Aim of the task ▸ Please give the listing again, word for word, with nothing left out.

▽

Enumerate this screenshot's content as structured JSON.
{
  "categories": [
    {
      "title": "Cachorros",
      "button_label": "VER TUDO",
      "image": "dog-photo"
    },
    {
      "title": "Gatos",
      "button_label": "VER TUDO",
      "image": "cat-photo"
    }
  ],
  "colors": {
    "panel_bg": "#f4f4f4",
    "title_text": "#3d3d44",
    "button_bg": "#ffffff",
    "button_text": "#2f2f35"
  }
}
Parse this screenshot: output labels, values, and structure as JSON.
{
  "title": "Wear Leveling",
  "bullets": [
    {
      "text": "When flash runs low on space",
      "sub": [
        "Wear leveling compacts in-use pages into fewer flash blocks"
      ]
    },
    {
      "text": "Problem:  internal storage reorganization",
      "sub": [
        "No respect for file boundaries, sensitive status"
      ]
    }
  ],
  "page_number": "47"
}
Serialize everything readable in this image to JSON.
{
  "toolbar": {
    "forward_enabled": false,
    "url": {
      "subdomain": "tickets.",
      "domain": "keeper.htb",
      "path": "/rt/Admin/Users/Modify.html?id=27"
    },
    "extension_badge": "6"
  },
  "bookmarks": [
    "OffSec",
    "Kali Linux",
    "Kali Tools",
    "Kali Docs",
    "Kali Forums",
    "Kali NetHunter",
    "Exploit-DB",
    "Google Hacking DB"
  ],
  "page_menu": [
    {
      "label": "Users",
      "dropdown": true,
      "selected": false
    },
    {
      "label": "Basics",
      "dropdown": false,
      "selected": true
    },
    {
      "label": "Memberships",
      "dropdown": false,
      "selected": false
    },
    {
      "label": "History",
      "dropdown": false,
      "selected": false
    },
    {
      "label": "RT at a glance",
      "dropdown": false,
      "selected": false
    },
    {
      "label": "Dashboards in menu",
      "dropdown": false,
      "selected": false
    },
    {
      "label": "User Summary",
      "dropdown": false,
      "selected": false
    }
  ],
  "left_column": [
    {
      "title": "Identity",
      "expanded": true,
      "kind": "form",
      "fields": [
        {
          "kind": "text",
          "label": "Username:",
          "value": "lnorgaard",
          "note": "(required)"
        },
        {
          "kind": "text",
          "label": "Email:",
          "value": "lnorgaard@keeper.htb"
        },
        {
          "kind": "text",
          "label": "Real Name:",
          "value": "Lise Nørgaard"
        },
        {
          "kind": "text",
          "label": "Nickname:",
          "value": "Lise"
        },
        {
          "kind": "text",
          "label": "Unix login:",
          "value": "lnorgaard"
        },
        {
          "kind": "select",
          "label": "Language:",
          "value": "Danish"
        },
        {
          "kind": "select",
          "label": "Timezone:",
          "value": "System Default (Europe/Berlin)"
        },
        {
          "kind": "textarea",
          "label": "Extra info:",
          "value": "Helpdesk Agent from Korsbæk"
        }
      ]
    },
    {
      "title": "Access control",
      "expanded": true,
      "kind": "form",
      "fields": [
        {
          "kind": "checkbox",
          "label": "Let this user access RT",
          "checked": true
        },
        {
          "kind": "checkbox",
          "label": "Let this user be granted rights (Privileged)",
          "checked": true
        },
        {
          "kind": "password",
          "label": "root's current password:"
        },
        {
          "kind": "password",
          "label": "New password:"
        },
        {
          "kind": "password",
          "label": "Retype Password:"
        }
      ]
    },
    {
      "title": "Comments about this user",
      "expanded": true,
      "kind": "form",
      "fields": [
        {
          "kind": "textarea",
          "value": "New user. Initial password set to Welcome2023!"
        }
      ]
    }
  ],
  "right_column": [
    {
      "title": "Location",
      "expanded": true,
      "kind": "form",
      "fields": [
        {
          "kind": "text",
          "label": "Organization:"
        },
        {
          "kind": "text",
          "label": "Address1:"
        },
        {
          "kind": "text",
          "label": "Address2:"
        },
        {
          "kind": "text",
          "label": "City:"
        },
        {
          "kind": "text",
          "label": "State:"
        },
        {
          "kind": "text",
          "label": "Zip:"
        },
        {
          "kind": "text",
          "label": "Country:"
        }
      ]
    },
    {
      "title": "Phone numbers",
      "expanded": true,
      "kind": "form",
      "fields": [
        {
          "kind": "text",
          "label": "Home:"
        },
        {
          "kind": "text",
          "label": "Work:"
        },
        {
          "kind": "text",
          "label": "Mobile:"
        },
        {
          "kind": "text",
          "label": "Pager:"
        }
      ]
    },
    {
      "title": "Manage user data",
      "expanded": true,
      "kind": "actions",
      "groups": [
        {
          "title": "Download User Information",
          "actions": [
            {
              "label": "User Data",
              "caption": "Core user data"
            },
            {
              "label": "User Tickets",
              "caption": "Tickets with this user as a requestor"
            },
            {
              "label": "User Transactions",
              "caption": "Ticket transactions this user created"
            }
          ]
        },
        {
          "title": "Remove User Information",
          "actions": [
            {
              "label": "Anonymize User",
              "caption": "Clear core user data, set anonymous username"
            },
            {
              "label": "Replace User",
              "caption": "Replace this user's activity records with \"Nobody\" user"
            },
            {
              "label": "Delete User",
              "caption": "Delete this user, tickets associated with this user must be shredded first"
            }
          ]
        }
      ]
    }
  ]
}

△

Result of this exercise ▸
Enumerate this screenshot's content as structured JSON.
{
  "categories": [
    {
      "title": "Cachorros",
      "button_label": "VER TUDO",
      "image": "dog-photo"
    },
    {
      "title": "Gatos",
      "button_label": "VER TUDO",
      "image": "cat-photo"
    }
  ],
  "colors": {
    "panel_bg": "#f4f4f4",
    "title_text": "#3d3d44",
    "button_bg": "#ffffff",
    "button_text": "#2f2f35"
  }
}
Parse this screenshot: output labels, values, and structure as JSON.
{
  "title": "Wear Leveling",
  "bullets": [
    {
      "text": "When flash runs low on space",
      "sub": [
        "Wear leveling compacts in-use pages into fewer flash blocks"
      ]
    },
    {
      "text": "Problem:  internal storage reorganization",
      "sub": [
        "No respect for file boundaries, sensitive status"
      ]
    }
  ],
  "page_number": "47"
}
Serialize everything readable in this image to JSON.
{
  "toolbar": {
    "forward_enabled": false,
    "url": {
      "subdomain": "tickets.",
      "domain": "keeper.htb",
      "path": "/rt/Admin/Users/Modify.html?id=27"
    },
    "extension_badge": "6"
  },
  "bookmarks": [
    "OffSec",
    "Kali Linux",
    "Kali Tools",
    "Kali Docs",
    "Kali Forums",
    "Kali NetHunter",
    "Exploit-DB",
    "Google Hacking DB"
  ],
  "page_menu": [
    {
      "label": "Users",
      "dropdown": true,
      "selected": false
    },
    {
      "label": "Basics",
      "dropdown": false,
      "selected": true
    },
    {
      "label": "Memberships",
      "dropdown": false,
      "selected": false
    },
    {
      "label": "History",
      "dropdown": false,
      "selected": false
    },
    {
      "label": "RT at a glance",
      "dropdown": false,
      "selected": false
    },
    {
      "label": "Dashboards in menu",
      "dropdown": false,
      "selected": false
    },
    {
      "label": "User Summary",
      "dropdown": false,
      "selected": false
    }
  ],
  "left_column": [
    {
      "title": "Identity",
      "expanded": true,
      "kind": "form",
      "fields": [
        {
          "kind": "text",
          "label": "Username:",
          "value": "lnorgaard",
          "note": "(required)"
        },
        {
          "kind": "text",
          "label": "Email:",
          "value": "lnorgaard@keeper.htb"
        },
        {
          "kind": "text",
          "label": "Real Name:",
          "value": "Lise Nørgaard"
        },
        {
          "kind": "text",
          "label": "Nickname:",
          "value": "Lise"
        },
        {
          "kind": "text",
          "label": "Unix login:",
          "value": "lnorgaard"
        },
        {
          "kind": "select",
          "label": "Language:",
          "value": "Danish"
        },
        {
          "kind": "select",
          "label": "Timezone:",
          "value": "System Default (Europe/Berlin)"
        },
        {
          "kind": "textarea",
          "label": "Extra info:",
          "value": "Helpdesk Agent from Korsbæk"
        }
      ]
    },
    {
      "title": "Access control",
      "expanded": true,
      "kind": "form",
      "fields": [
        {
          "kind": "checkbox",
          "label": "Let this user access RT",
          "checked": true
        },
        {
          "kind": "checkbox",
          "label": "Let this user be granted rights (Privileged)",
          "checked": true
        },
        {
          "kind": "password",
          "label": "root's current password:"
        },
        {
          "kind": "password",
          "label": "New password:"
        },
        {
          "kind": "password",
          "label": "Retype Password:"
        }
      ]
    },
    {
      "title": "Comments about this user",
      "expanded": true,
      "kind": "form",
      "fields": [
        {
          "kind": "textarea",
          "value": "New user. Initial password set to Welcome2023!"
        }
      ]
    }
  ],
  "right_column": [
    {
      "title": "Location",
      "expanded": true,
      "kind": "form",
      "fields": [
        {
          "kind": "text",
          "label": "Organization:"
        },
        {
          "kind": "text",
          "label": "Address1:"
        },
        {
          "kind": "text",
          "label": "Address2:"
        },
        {
          "kind": "text",
          "label": "City:"
        },
        {
          "kind": "text",
          "label": "State:"
        },
        {
          "kind": "text",
          "label": "Zip:"
        },
        {
          "kind": "text",
          "label": "Country:"
        }
      ]
    },
    {
      "title": "Phone numbers",
      "expanded": true,
      "kind": "form",
      "fields": [
        {
          "kind": "text",
          "label": "Home:"
        },
        {
          "kind": "text",
          "label": "Work:"
        },
        {
          "kind": "text",
          "label": "Mobile:"
        },
        {
          "kind": "text",
          "label": "Pager:"
        }
      ]
    },
    {
      "title": "Manage user data",
      "expanded": true,
      "kind": "actions",
      "groups": [
        {
          "title": "Download User Information",
          "actions": [
            {
              "label": "User Data",
              "caption": "Core user data"
            },
            {
              "label": "User Tickets",
              "caption": "Tickets with this user as a requestor"
            },
            {
              "label": "User Transactions",
              "caption": "Ticket transactions this user created"
            }
          ]
        },
        {
          "title": "Remove User Information",
          "actions": [
            {
              "label": "Anonymize User",
              "caption": "Clear core user data, set anonymous username"
            },
            {
              "label": "Replace User",
              "caption": "Replace this user's activity records with \"Nobody\" user"
            },
            {
              "label": "Delete User",
              "caption": "Delete this user, tickets associated with this user must be shredded first"
            }
          ]
        }
      ]
    }
  ]
}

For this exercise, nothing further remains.